# [Given entries]
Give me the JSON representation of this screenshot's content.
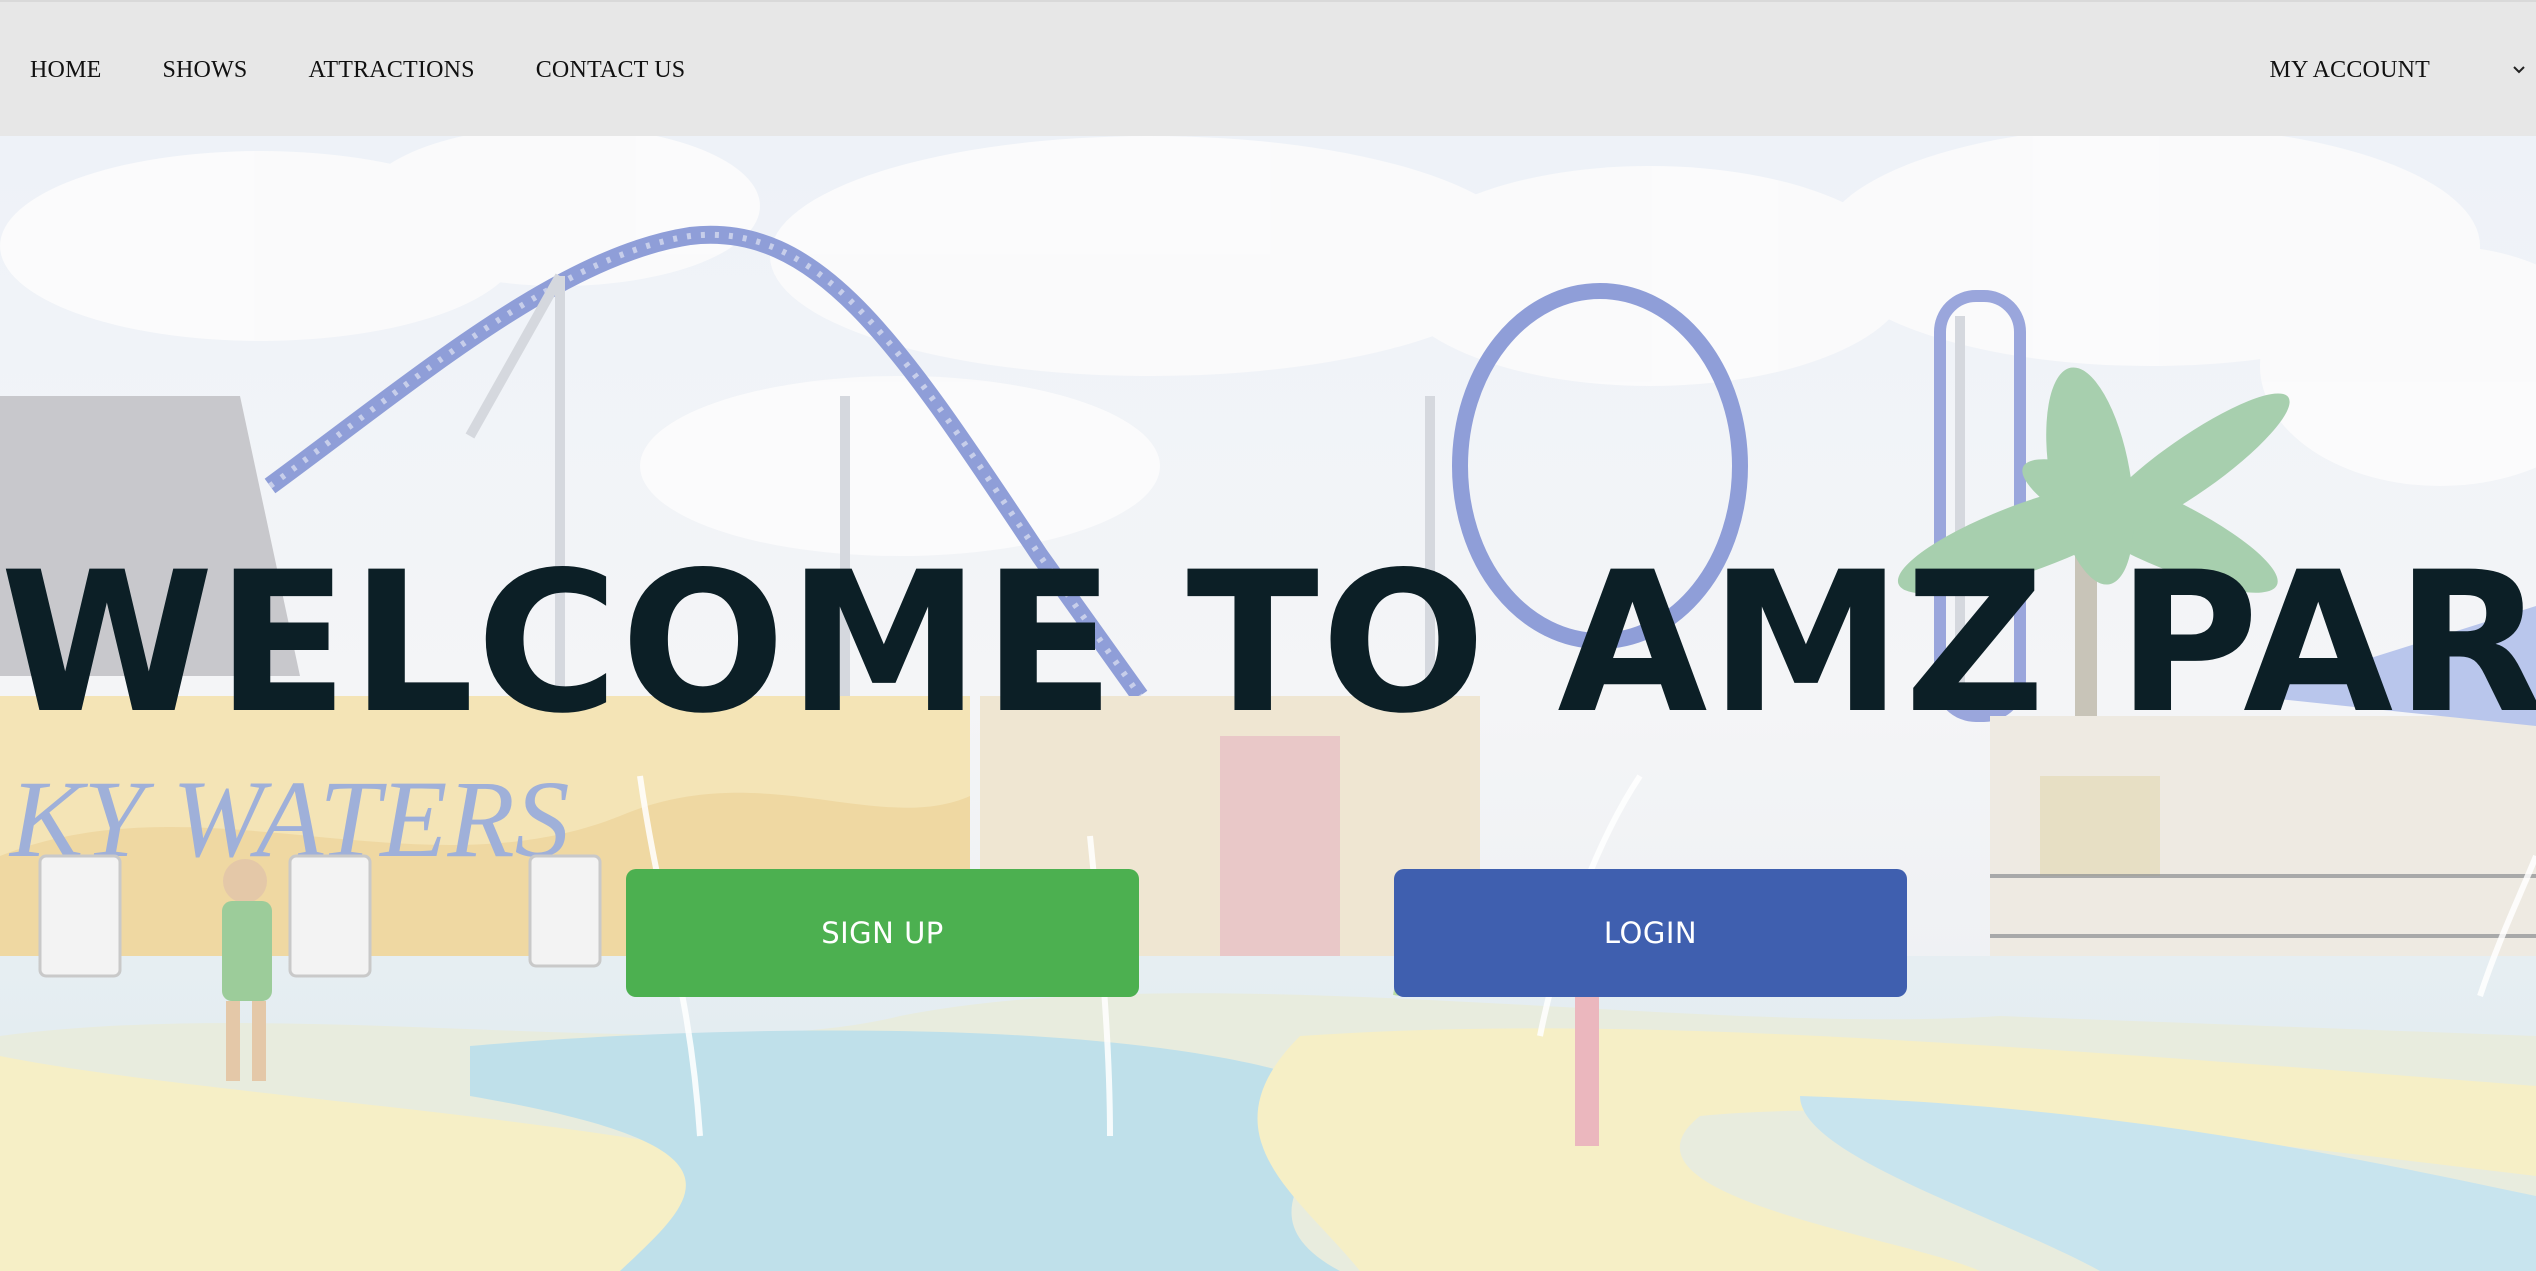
{
  "nav": {
    "links": [
      "HOME",
      "SHOWS",
      "ATTRACTIONS",
      "CONTACT US"
    ],
    "account_label": "MY ACCOUNT",
    "account_icon": "chevron-down-icon"
  },
  "hero": {
    "title": "WELCOME TO AMZ PARK",
    "signup_label": "SIGN UP",
    "login_label": "LOGIN",
    "colors": {
      "title": "#0c1f26",
      "signup": "#4cb050",
      "login": "#3f5faf",
      "nav_background": "#e7e7e7"
    }
  }
}
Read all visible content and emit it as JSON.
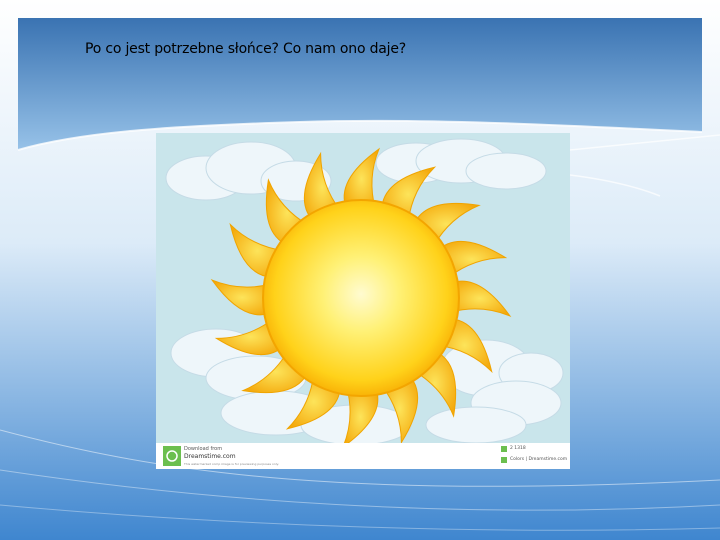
{
  "slide": {
    "title": "Po co jest potrzebne słońce? Co nam ono daje?"
  },
  "image": {
    "watermark": {
      "download_from": "Download from",
      "site": "Dreamstime.com",
      "footnote": "This watermarked comp image is for previewing purposes only.",
      "id_text": "2 1318",
      "credit": "Colors | Dreamstime.com"
    }
  },
  "colors": {
    "banner_top": "#3f7ab8",
    "banner_bottom": "#8ab8e2",
    "sky_bg": "#c8e4ea",
    "sun_core": "#fff7a0",
    "sun_edge": "#f5b400",
    "ray": "#f6c81c",
    "cloud": "#eef6fa"
  }
}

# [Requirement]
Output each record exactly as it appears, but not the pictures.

# [Exercise output]
Give me the JSON representation of this screenshot's content.
{
  "nav": {
    "links": [
      "HOME",
      "SHOWS",
      "ATTRACTIONS",
      "CONTACT US"
    ],
    "account_label": "MY ACCOUNT",
    "account_icon": "chevron-down-icon"
  },
  "hero": {
    "title": "WELCOME TO AMZ PARK",
    "signup_label": "SIGN UP",
    "login_label": "LOGIN",
    "colors": {
      "title": "#0c1f26",
      "signup": "#4cb050",
      "login": "#3f5faf",
      "nav_background": "#e7e7e7"
    }
  }
}
Read all visible content and emit it as JSON.
{
  "slide": {
    "title": "Po co jest potrzebne słońce? Co nam ono daje?"
  },
  "image": {
    "watermark": {
      "download_from": "Download from",
      "site": "Dreamstime.com",
      "footnote": "This watermarked comp image is for previewing purposes only.",
      "id_text": "2 1318",
      "credit": "Colors | Dreamstime.com"
    }
  },
  "colors": {
    "banner_top": "#3f7ab8",
    "banner_bottom": "#8ab8e2",
    "sky_bg": "#c8e4ea",
    "sun_core": "#fff7a0",
    "sun_edge": "#f5b400",
    "ray": "#f6c81c",
    "cloud": "#eef6fa"
  }
}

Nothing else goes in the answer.